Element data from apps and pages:
○ ○ ○
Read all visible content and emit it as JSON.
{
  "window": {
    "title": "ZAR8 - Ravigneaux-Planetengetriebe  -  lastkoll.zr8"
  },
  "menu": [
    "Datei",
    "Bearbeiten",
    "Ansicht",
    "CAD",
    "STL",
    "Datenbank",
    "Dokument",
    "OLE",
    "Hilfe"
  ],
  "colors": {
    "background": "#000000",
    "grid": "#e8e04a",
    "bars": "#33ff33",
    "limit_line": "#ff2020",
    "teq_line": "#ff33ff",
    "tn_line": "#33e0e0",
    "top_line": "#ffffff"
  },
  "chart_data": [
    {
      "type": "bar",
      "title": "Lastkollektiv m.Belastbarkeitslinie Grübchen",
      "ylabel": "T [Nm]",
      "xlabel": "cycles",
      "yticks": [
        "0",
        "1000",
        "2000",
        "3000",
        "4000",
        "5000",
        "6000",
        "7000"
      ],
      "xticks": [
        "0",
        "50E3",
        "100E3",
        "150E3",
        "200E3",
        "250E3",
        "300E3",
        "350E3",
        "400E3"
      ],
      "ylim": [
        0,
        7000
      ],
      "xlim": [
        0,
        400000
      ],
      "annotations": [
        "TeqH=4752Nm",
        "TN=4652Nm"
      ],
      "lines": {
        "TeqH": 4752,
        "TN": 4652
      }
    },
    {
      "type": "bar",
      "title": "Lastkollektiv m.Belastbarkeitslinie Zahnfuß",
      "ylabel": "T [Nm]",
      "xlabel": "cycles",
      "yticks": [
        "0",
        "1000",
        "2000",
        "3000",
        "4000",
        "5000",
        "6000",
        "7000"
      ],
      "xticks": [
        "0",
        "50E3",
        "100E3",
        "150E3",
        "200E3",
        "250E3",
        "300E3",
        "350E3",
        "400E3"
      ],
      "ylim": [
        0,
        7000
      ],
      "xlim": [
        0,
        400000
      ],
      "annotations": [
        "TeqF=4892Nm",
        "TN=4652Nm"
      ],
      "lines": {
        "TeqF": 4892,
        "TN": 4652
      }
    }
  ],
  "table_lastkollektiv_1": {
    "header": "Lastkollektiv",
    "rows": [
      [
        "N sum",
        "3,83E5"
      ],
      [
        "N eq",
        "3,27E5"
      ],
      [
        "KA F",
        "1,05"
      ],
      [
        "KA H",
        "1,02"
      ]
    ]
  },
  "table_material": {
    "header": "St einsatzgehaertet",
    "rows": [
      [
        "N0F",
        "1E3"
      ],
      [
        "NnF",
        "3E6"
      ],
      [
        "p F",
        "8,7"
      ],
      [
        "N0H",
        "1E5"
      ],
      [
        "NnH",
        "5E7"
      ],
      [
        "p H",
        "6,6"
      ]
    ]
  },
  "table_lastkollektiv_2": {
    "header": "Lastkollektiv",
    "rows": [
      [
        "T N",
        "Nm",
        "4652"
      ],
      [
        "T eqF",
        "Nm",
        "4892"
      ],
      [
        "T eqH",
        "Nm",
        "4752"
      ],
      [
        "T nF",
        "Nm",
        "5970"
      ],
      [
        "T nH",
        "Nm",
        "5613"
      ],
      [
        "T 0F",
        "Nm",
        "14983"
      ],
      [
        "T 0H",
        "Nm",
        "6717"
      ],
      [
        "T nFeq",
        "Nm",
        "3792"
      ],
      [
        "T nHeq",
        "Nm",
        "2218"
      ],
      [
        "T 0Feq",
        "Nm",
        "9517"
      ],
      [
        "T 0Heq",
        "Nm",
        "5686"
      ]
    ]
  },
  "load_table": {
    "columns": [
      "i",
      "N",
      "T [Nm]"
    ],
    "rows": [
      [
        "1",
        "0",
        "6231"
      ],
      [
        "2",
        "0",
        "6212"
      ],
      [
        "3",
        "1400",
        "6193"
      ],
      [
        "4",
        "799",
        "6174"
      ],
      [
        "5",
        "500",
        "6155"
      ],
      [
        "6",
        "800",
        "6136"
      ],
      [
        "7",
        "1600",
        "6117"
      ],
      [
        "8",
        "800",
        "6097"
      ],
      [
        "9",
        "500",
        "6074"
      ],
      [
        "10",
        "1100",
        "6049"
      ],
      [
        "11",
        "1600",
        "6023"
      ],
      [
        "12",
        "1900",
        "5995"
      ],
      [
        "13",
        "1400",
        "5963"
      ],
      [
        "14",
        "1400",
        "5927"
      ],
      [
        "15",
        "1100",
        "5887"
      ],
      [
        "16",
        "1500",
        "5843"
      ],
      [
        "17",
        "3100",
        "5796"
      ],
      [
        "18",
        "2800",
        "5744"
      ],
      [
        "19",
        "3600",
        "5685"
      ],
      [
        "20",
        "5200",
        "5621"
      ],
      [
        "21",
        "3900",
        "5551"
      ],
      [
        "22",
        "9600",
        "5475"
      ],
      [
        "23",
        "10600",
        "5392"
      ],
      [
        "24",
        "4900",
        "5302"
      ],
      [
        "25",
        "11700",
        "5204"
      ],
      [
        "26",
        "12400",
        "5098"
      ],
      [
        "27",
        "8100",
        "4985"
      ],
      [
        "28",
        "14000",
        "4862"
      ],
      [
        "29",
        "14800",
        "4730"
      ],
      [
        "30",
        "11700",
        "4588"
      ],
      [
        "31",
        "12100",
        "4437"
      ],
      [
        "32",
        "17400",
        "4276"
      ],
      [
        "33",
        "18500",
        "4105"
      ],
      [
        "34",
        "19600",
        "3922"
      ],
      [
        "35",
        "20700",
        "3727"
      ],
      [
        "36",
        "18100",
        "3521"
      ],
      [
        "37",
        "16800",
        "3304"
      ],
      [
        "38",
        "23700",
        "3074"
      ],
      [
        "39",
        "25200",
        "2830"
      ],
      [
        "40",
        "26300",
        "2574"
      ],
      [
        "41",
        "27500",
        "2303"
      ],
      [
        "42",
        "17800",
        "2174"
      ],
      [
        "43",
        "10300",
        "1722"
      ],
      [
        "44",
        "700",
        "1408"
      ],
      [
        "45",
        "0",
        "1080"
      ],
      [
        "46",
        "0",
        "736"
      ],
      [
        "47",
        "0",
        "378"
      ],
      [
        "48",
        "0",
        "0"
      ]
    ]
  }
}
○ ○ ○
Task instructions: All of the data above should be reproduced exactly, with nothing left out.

Task answer:
Read all visible content and emit it as JSON.
{
  "window": {
    "title": "ZAR8 - Ravigneaux-Planetengetriebe  -  lastkoll.zr8"
  },
  "menu": [
    "Datei",
    "Bearbeiten",
    "Ansicht",
    "CAD",
    "STL",
    "Datenbank",
    "Dokument",
    "OLE",
    "Hilfe"
  ],
  "colors": {
    "background": "#000000",
    "grid": "#e8e04a",
    "bars": "#33ff33",
    "limit_line": "#ff2020",
    "teq_line": "#ff33ff",
    "tn_line": "#33e0e0",
    "top_line": "#ffffff"
  },
  "chart_data": [
    {
      "type": "bar",
      "title": "Lastkollektiv m.Belastbarkeitslinie Grübchen",
      "ylabel": "T [Nm]",
      "xlabel": "cycles",
      "yticks": [
        "0",
        "1000",
        "2000",
        "3000",
        "4000",
        "5000",
        "6000",
        "7000"
      ],
      "xticks": [
        "0",
        "50E3",
        "100E3",
        "150E3",
        "200E3",
        "250E3",
        "300E3",
        "350E3",
        "400E3"
      ],
      "ylim": [
        0,
        7000
      ],
      "xlim": [
        0,
        400000
      ],
      "annotations": [
        "TeqH=4752Nm",
        "TN=4652Nm"
      ],
      "lines": {
        "TeqH": 4752,
        "TN": 4652
      }
    },
    {
      "type": "bar",
      "title": "Lastkollektiv m.Belastbarkeitslinie Zahnfuß",
      "ylabel": "T [Nm]",
      "xlabel": "cycles",
      "yticks": [
        "0",
        "1000",
        "2000",
        "3000",
        "4000",
        "5000",
        "6000",
        "7000"
      ],
      "xticks": [
        "0",
        "50E3",
        "100E3",
        "150E3",
        "200E3",
        "250E3",
        "300E3",
        "350E3",
        "400E3"
      ],
      "ylim": [
        0,
        7000
      ],
      "xlim": [
        0,
        400000
      ],
      "annotations": [
        "TeqF=4892Nm",
        "TN=4652Nm"
      ],
      "lines": {
        "TeqF": 4892,
        "TN": 4652
      }
    }
  ],
  "table_lastkollektiv_1": {
    "header": "Lastkollektiv",
    "rows": [
      [
        "N sum",
        "3,83E5"
      ],
      [
        "N eq",
        "3,27E5"
      ],
      [
        "KA F",
        "1,05"
      ],
      [
        "KA H",
        "1,02"
      ]
    ]
  },
  "table_material": {
    "header": "St einsatzgehaertet",
    "rows": [
      [
        "N0F",
        "1E3"
      ],
      [
        "NnF",
        "3E6"
      ],
      [
        "p F",
        "8,7"
      ],
      [
        "N0H",
        "1E5"
      ],
      [
        "NnH",
        "5E7"
      ],
      [
        "p H",
        "6,6"
      ]
    ]
  },
  "table_lastkollektiv_2": {
    "header": "Lastkollektiv",
    "rows": [
      [
        "T N",
        "Nm",
        "4652"
      ],
      [
        "T eqF",
        "Nm",
        "4892"
      ],
      [
        "T eqH",
        "Nm",
        "4752"
      ],
      [
        "T nF",
        "Nm",
        "5970"
      ],
      [
        "T nH",
        "Nm",
        "5613"
      ],
      [
        "T 0F",
        "Nm",
        "14983"
      ],
      [
        "T 0H",
        "Nm",
        "6717"
      ],
      [
        "T nFeq",
        "Nm",
        "3792"
      ],
      [
        "T nHeq",
        "Nm",
        "2218"
      ],
      [
        "T 0Feq",
        "Nm",
        "9517"
      ],
      [
        "T 0Heq",
        "Nm",
        "5686"
      ]
    ]
  },
  "load_table": {
    "columns": [
      "i",
      "N",
      "T [Nm]"
    ],
    "rows": [
      [
        "1",
        "0",
        "6231"
      ],
      [
        "2",
        "0",
        "6212"
      ],
      [
        "3",
        "1400",
        "6193"
      ],
      [
        "4",
        "799",
        "6174"
      ],
      [
        "5",
        "500",
        "6155"
      ],
      [
        "6",
        "800",
        "6136"
      ],
      [
        "7",
        "1600",
        "6117"
      ],
      [
        "8",
        "800",
        "6097"
      ],
      [
        "9",
        "500",
        "6074"
      ],
      [
        "10",
        "1100",
        "6049"
      ],
      [
        "11",
        "1600",
        "6023"
      ],
      [
        "12",
        "1900",
        "5995"
      ],
      [
        "13",
        "1400",
        "5963"
      ],
      [
        "14",
        "1400",
        "5927"
      ],
      [
        "15",
        "1100",
        "5887"
      ],
      [
        "16",
        "1500",
        "5843"
      ],
      [
        "17",
        "3100",
        "5796"
      ],
      [
        "18",
        "2800",
        "5744"
      ],
      [
        "19",
        "3600",
        "5685"
      ],
      [
        "20",
        "5200",
        "5621"
      ],
      [
        "21",
        "3900",
        "5551"
      ],
      [
        "22",
        "9600",
        "5475"
      ],
      [
        "23",
        "10600",
        "5392"
      ],
      [
        "24",
        "4900",
        "5302"
      ],
      [
        "25",
        "11700",
        "5204"
      ],
      [
        "26",
        "12400",
        "5098"
      ],
      [
        "27",
        "8100",
        "4985"
      ],
      [
        "28",
        "14000",
        "4862"
      ],
      [
        "29",
        "14800",
        "4730"
      ],
      [
        "30",
        "11700",
        "4588"
      ],
      [
        "31",
        "12100",
        "4437"
      ],
      [
        "32",
        "17400",
        "4276"
      ],
      [
        "33",
        "18500",
        "4105"
      ],
      [
        "34",
        "19600",
        "3922"
      ],
      [
        "35",
        "20700",
        "3727"
      ],
      [
        "36",
        "18100",
        "3521"
      ],
      [
        "37",
        "16800",
        "3304"
      ],
      [
        "38",
        "23700",
        "3074"
      ],
      [
        "39",
        "25200",
        "2830"
      ],
      [
        "40",
        "26300",
        "2574"
      ],
      [
        "41",
        "27500",
        "2303"
      ],
      [
        "42",
        "17800",
        "2174"
      ],
      [
        "43",
        "10300",
        "1722"
      ],
      [
        "44",
        "700",
        "1408"
      ],
      [
        "45",
        "0",
        "1080"
      ],
      [
        "46",
        "0",
        "736"
      ],
      [
        "47",
        "0",
        "378"
      ],
      [
        "48",
        "0",
        "0"
      ]
    ]
  }
}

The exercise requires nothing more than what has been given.